In 2020, the international health emergency of unprecedented proportion set off telehealth's massive expansion. Out of the need to ensure access to essential health services during the COVID-19 pandemic, privacy rules were eased.
Covered healthcare providers were allowed flexibility to use nonpublic-facing audio or video communication technologies to deliver telehealth services even if that might mean a risk to data security. Video chat applications like Apple FaceTime, Facebook Messenger video chat, Google Hangouts video, Zoom, and Skype — even though they do not fully comply with the requirements of the HIPAA rules — were allowed with the good-faith provision of telehealth.
Though temporary, the discretionary enforcement of Health Insurance Portability and Accountability Act of 1996 (HIPAA) during the COVID-19 national emergency reduced barriers to telehealth access and promoted the use of telehealth as a way to deliver acute, chronic, primary, and specialty care.
Where HIPAA compliance ensures the privacy and security of protected health information, the easing of the rules was a delicate balance to strike between supporting patients' needs, protecting public health, and ensuring privacy.
HIPAA is in its 25th year providing guidelines for the privacy and security of protected health information. With the public health crisis in 2020, part of government priority then was to make it as easy as possible for people to access health care even at the cost of HIPAA waivers. But now, voices from the healthcare and health IT industries are more attuned to the privacy and security that HIPAA promises.
Harry Greenspun M.D. (@harrygreenspun)
Chief Medical Officer and Partner, Guidehouse
“Healthcare has always been an attractive target for cybercriminals. The data is valuable, and the stakes are high. Providers face stiff penalties for data breaches and cannot afford to have the safety of their operations compromised. Equally importantly, patients need confidence that their privacy and confidentiality is secure.
"2021 will be a year of security catchup as organizations patch holes, retrain, and identify new risks created by their transformed operating environments. Furthermore, the industry will begin to address the challenges that arise as virtual care increases. Organizations may dramatically increase countermeasures to protect IT systems. If they don’t, cyberattacks and data breaches will only intensify.” (source: MedCity News)
Bent Philipson (@BentPhilipson)
Founder, Philosophy Care
“There has been an increased number of ransoms and complete manipulation of the integrity of telemedicine. Healthcare leaders cannot be reactive to these risks. Proactivity will help prevent hackers from finding their way into patient information and stave off fraud and deceit attempts.

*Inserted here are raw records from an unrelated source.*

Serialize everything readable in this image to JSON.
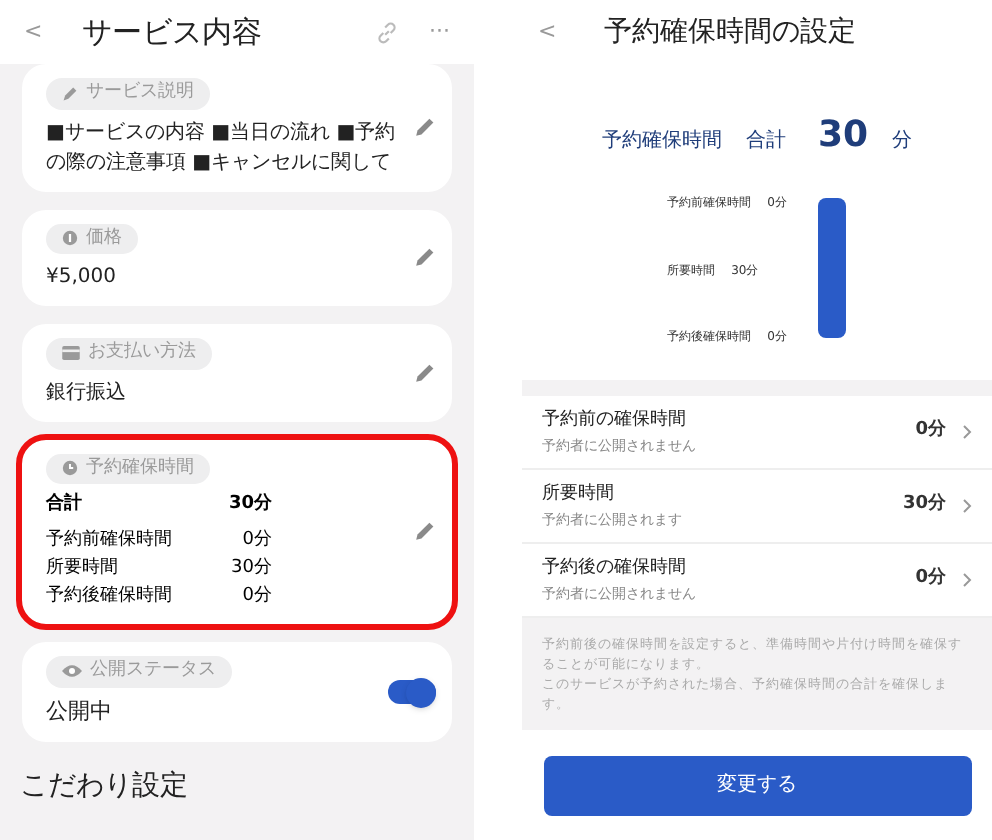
{
  "left": {
    "back": "<",
    "title": "サービス内容",
    "more": "···",
    "cards": [
      {
        "kind": "text",
        "tag": "サービス説明",
        "value": "■サービスの内容 ■当日の流れ ■予約の際の注意事項 ■キャンセルに関して",
        "highlighted": false
      },
      {
        "kind": "text",
        "tag": "価格",
        "value": "¥5,000",
        "highlighted": false
      },
      {
        "kind": "text",
        "tag": "お支払い方法",
        "value": "銀行振込",
        "highlighted": false
      },
      {
        "kind": "times",
        "tag": "予約確保時間",
        "highlighted": true,
        "rows": [
          {
            "label": "合計",
            "value": "30分",
            "total": true
          },
          {
            "label": "予約前確保時間",
            "value": "0分",
            "total": false
          },
          {
            "label": "所要時間",
            "value": "30分",
            "total": false
          },
          {
            "label": "予約後確保時間",
            "value": "0分",
            "total": false
          }
        ]
      },
      {
        "kind": "toggle",
        "tag": "公開ステータス",
        "value": "公開中",
        "on": true,
        "highlighted": false
      }
    ],
    "section_heading": "こだわり設定"
  },
  "right": {
    "back": "<",
    "title": "予約確保時間の設定",
    "summary": {
      "label": "予約確保時間",
      "total_label": "合計",
      "total": "30",
      "unit": "分",
      "breakdown": [
        {
          "label": "予約前確保時間",
          "value": "0分"
        },
        {
          "label": "所要時間",
          "value": "30分"
        },
        {
          "label": "予約後確保時間",
          "value": "0分"
        }
      ]
    },
    "rows": [
      {
        "title": "予約前の確保時間",
        "subtitle": "予約者に公開されません",
        "value": "0分"
      },
      {
        "title": "所要時間",
        "subtitle": "予約者に公開されます",
        "value": "30分"
      },
      {
        "title": "予約後の確保時間",
        "subtitle": "予約者に公開されません",
        "value": "0分"
      }
    ],
    "notes": [
      "予約前後の確保時間を設定すると、準備時間や片付け時間を確保することが可能になります。",
      "このサービスが予約された場合、予約確保時間の合計を確保します。"
    ],
    "button": "変更する"
  }
}
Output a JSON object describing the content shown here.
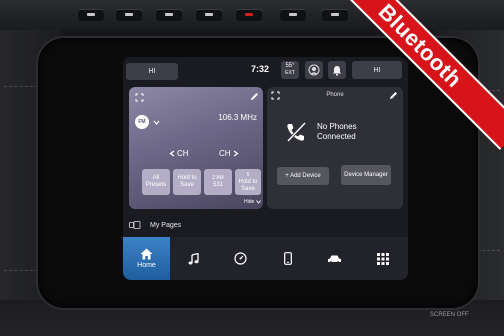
{
  "banner": {
    "label": "Bluetooth",
    "color": "#d8141b"
  },
  "bezel": {
    "label": "SCREEN OFF"
  },
  "status_bar": {
    "profile_label": "HI",
    "time": "7:32",
    "temperature": "55°",
    "temperature_unit": "EXT",
    "right_pill_label": "HI",
    "icons": [
      "driver-profile-icon",
      "notification-bell-icon"
    ]
  },
  "radio": {
    "band": "FM",
    "frequency": "106.3 MHz",
    "channel_down": "CH",
    "channel_up": "CH",
    "presets": [
      {
        "label": "All Presets"
      },
      {
        "label": "Hold to Save"
      },
      {
        "top": "2 AM",
        "label": "531"
      },
      {
        "top": "5",
        "label": "Hold to Save"
      }
    ],
    "hide_label": "Hide"
  },
  "phone": {
    "title": "Phone",
    "status": "No Phones Connected",
    "add_device": "+ Add Device",
    "device_manager": "Device Manager"
  },
  "my_pages": {
    "label": "My Pages"
  },
  "nav": {
    "active_color": "#2f74b8",
    "items": [
      {
        "label": "Home",
        "icon": "home-icon"
      },
      {
        "label": "",
        "icon": "music-note-icon"
      },
      {
        "label": "",
        "icon": "gauge-icon"
      },
      {
        "label": "",
        "icon": "phone-icon"
      },
      {
        "label": "",
        "icon": "car-icon"
      },
      {
        "label": "",
        "icon": "apps-grid-icon"
      }
    ]
  }
}
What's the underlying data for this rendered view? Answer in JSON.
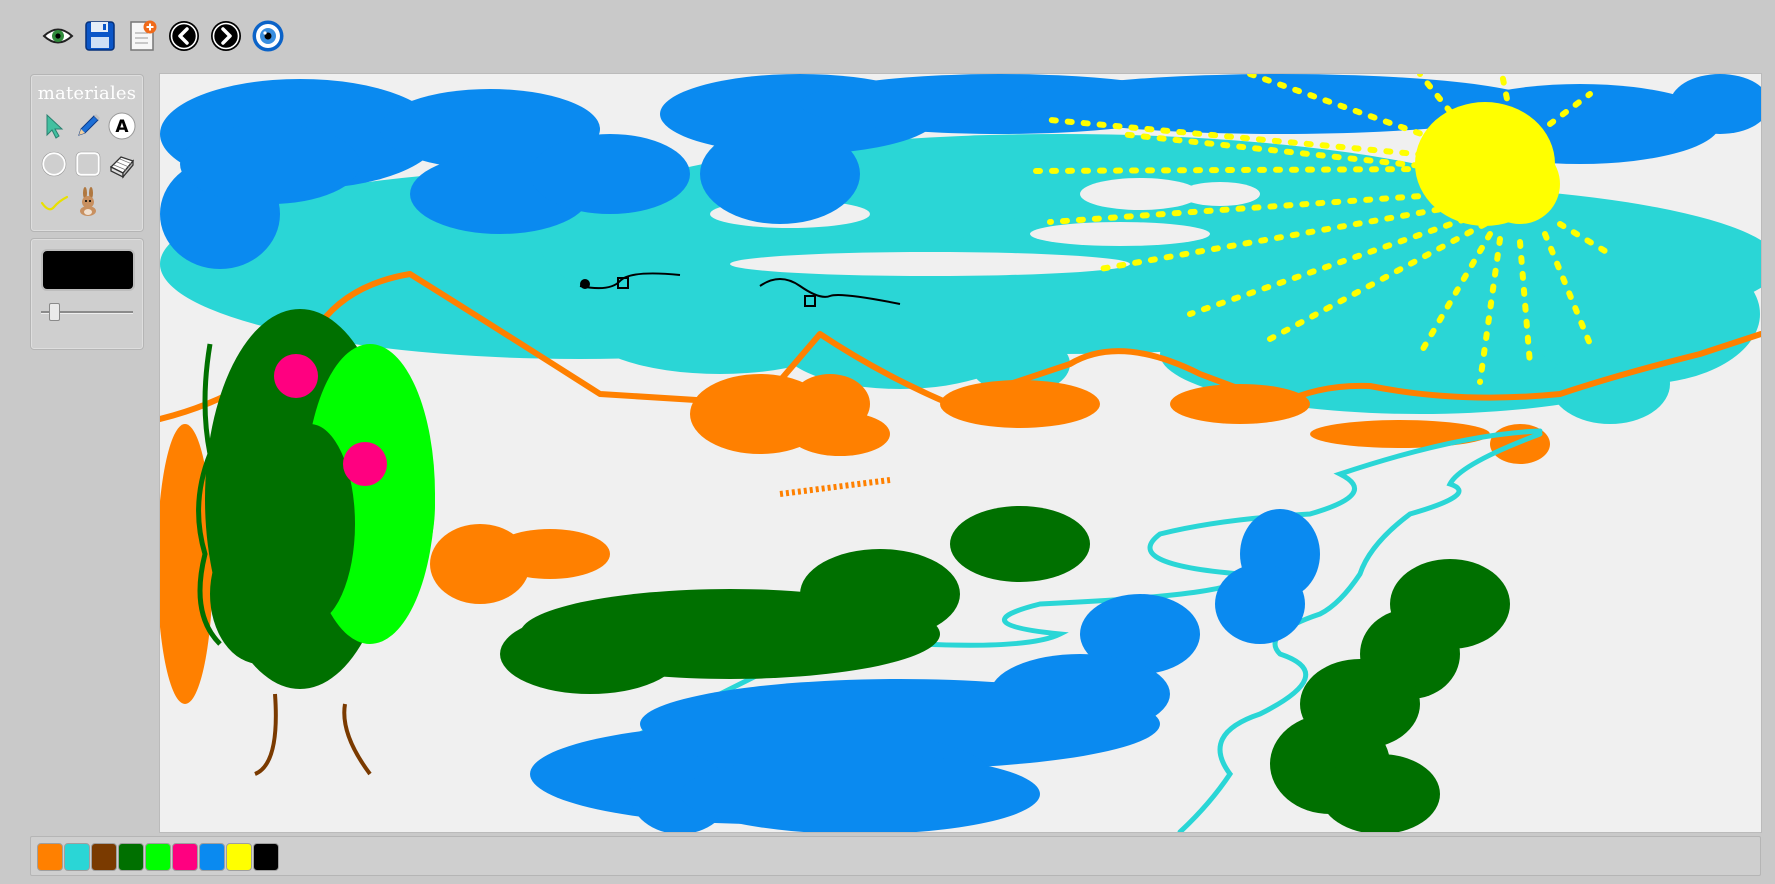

Re-examine HIPAA’s telemedicine Privacy Rule guidelines if you haven’t already.” (source: IoT for All)
Kayne McGladrey (@kaynemcgladrey)
Cybersecurity Strategist, Ascent Solutions
“Changes made to medical organizations' cybersecurity maturity should be considered carefully against external audit requirements, such as HITRUST. A proactive stance provides the best defense to organizations and to society, as a breach of patient records or the loss of service at a medical facility during a pandemic poses a danger to the health and well-being of people." (source: Security Magazine)
Caleb Barlow (@calebbarlow)
President and CEO of CynergisTek
“If providers don't take privacy seriously and the threat of breaches via telehealth continues, this has reputational risks and threatens the inroads made on telehealth being seen as an essential tool rather than a passing fad.
"I know providers are not IT experts; however, they must implement baseline security activities to protect data. Providers should prioritize the security of the telehealth services they choose and improve their security posture.
"There’s an opportunity to transform patient engagement with digital health, but providers must also proactively manage the inherent security risks that come along with this. To ignore it would not only put patients at risk but also erode the trust in telehealth as a secure, accessible option to access care.” (source: Forbes)
Senior Analyst, Forrester Research covering Digital Health
“The Office for Civil Rights will strengthen its enforcement of HIPAA requirements as the pandemic starts to get under control. Providers will scramble to implement new security protocols; and, at worst, organizations will be looking for a new virtual-care platform that is more robust. Security practitioners need to plan for these changes now to avoid being caught off guard.
"Long-term success for virtual-care deployments hinges on balancing ease of use and security and privacy.” (source: Forrester)
The migration of hospital care to the home needs not only innovations that will support this care delivery model but also security guarantees that protect the privacy of individuals seeking health care. Shoring up defenses against risk means full HIPAA compliance regardless of the waivers and temporary leniency of the rules.
That’s how LifeWIRE shored up its defenses against risks. By meeting all the requirements of HIPAA and with a platform that earned HITRUST-certified status for information security to further mitigate risk in third-party privacy, security, and compliance, LifeWIRE has always put privacy and security front and center in communicating care.
About the Author
Howard is the innovator behind LifeWIRE technology. He is widely recognized as a healthcare IT entrepreneur and thought leader. Connect with him through @LifeWIREConnect on Twitter and @HowardRosen129 on LinkedIn.